  5. Full Impact: At this point, performance drops quickly and affects multiple nodes of the supply network.
  6. Recovery Preparations: In many cases, companies will have already identified alternatives if they anticipated the disruption. If not, the assessment should begin right away. Mitigation plans may include alternate suppliers or working with suppliers to redirect resources.
  7. Recovery: Companies may choose to operate at higher-than-normal levels to bring supplies back into alignment and mitigate revenue effects.
  8. Long-Term Impact: If a disruption has caused a rift between supply chain partners, the supplier that suffered the disruption may be unable to recover or get back to pre-disaster revenue and output because of lost business. This can have an impact beyond individual suppliers and can shift the structure of an industry or region.

 

Mitigating Supply Chain Risk

Because of the potential for significant adverse revenue effects, companies should place an emphasis on preparing for disruptions well before they happen. The Automotive Industry Action Group recently introduced a standard (IATF 16949) to ensure that suppliers and sub-suppliers have taken steps to ensure supply chain resiliency. Suppliers that cannot show they have resilient supply chains are cut from the approved suppliers list for two years. Even then, those suppliers must re-apply for approved supplier status and compete with their replacements for the business. That can be enough to put a smaller supplier out of business for good. This isn’t unique to the automotive industry — other industries have also created mandates or recommendations for supply chain resiliency.

Planning for supply chain disruption doesn’t mean planning for every possibility. It does mean ensuring that you have adequate plans on standby to withstand short-term supply interruptions and plans for managing larger disruptions. These plans can include ideas such as tier 2 and 3 carriers, or the ability to add shifts in various regions or facilities.

Supply chain disruption plans are most easily accomplished with simulation tools and the insight of knowledgeable people and partners such as your global 3PL. Unyson offers strategic and tactical modeling and other specialized services that can help you ensure you are prepared for supply chain disruptions.

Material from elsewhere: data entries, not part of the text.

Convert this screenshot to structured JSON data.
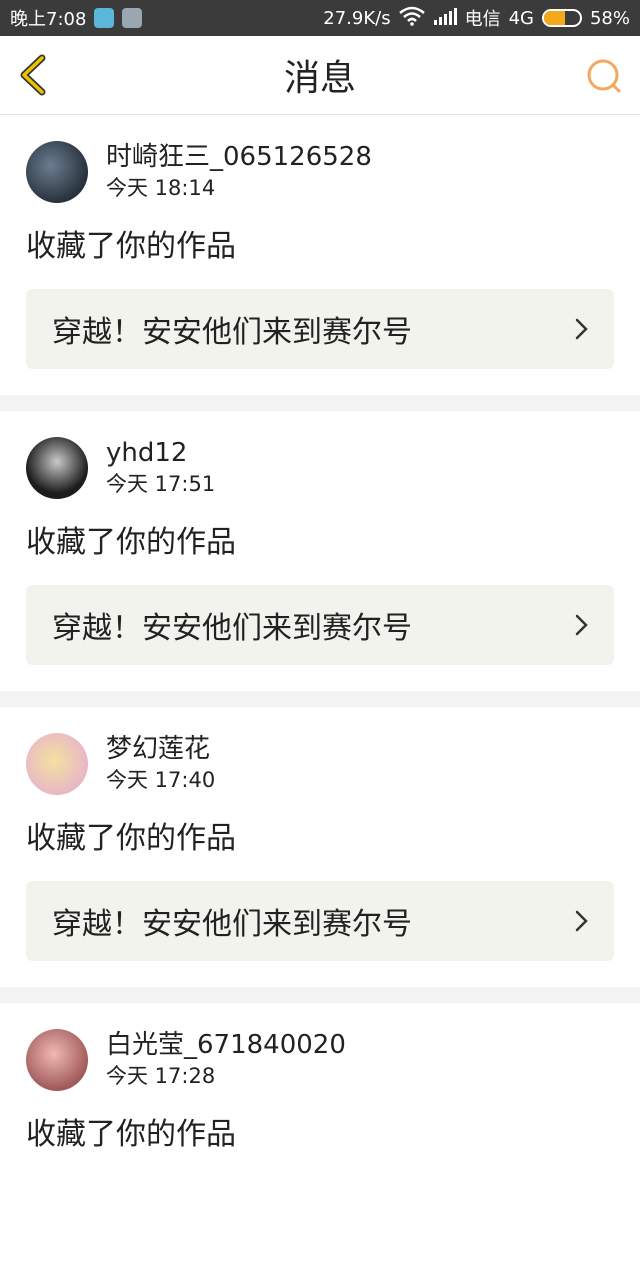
{
  "status_bar": {
    "time": "晚上7:08",
    "speed": "27.9K/s",
    "carrier": "电信",
    "network": "4G",
    "battery": "58%",
    "battery_level": 0.58,
    "icons": [
      "shield-app-icon",
      "doc-app-icon",
      "wifi-icon",
      "signal-icon",
      "battery-icon"
    ]
  },
  "header": {
    "title": "消息",
    "accent_color": "#f2a95d",
    "back_color": "#e9c400"
  },
  "messages": [
    {
      "name": "时崎狂三_065126528",
      "time": "今天 18:14",
      "action": "收藏了你的作品",
      "work_title": "穿越！安安他们来到赛尔号"
    },
    {
      "name": "yhd12",
      "time": "今天 17:51",
      "action": "收藏了你的作品",
      "work_title": "穿越！安安他们来到赛尔号"
    },
    {
      "name": "梦幻莲花",
      "time": "今天 17:40",
      "action": "收藏了你的作品",
      "work_title": "穿越！安安他们来到赛尔号"
    },
    {
      "name": "白光莹_671840020",
      "time": "今天 17:28",
      "action": "收藏了你的作品",
      "work_title": ""
    }
  ]
}
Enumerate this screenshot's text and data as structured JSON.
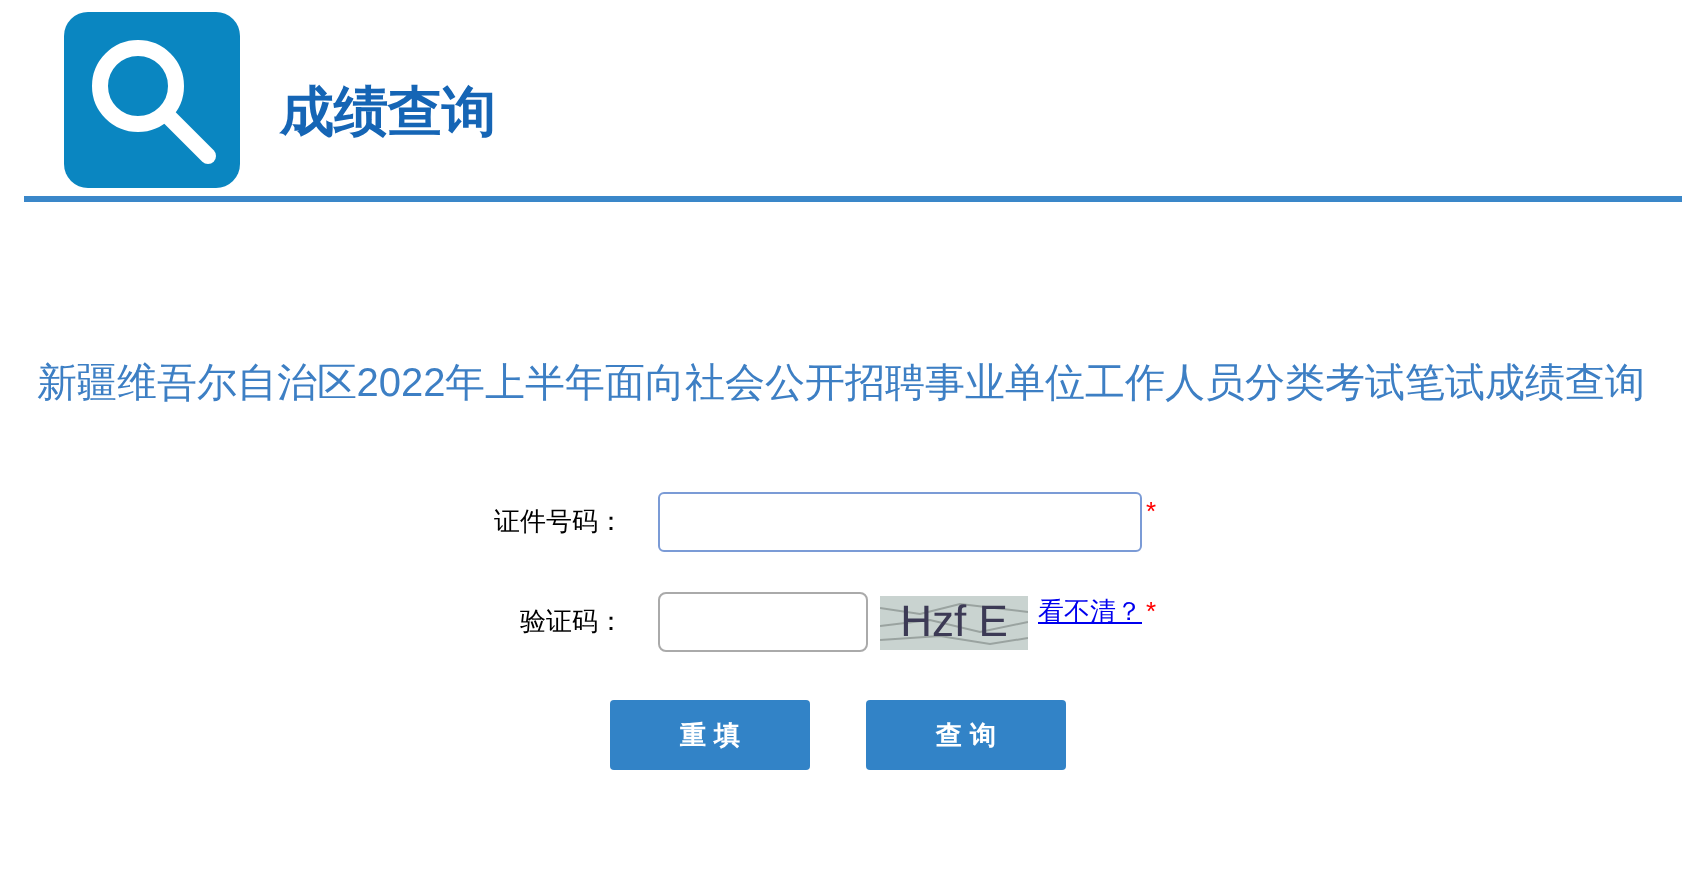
{
  "header": {
    "title": "成绩查询"
  },
  "heading": "新疆维吾尔自治区2022年上半年面向社会公开招聘事业单位工作人员分类考试笔试成绩查询",
  "form": {
    "fields": [
      {
        "kind": "text",
        "label": "证件号码：",
        "required_mark": "*"
      },
      {
        "kind": "captcha",
        "label": "验证码：",
        "captcha": "Hzf E",
        "refresh_link": "看不清？",
        "required_mark": "*"
      }
    ],
    "buttons": [
      "重 填",
      "查 询"
    ]
  }
}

If you’d like to learn more, contact us today.

 

Sonny Talbert

AVP Implementation and Process Improvement

Stalbert@unyson.com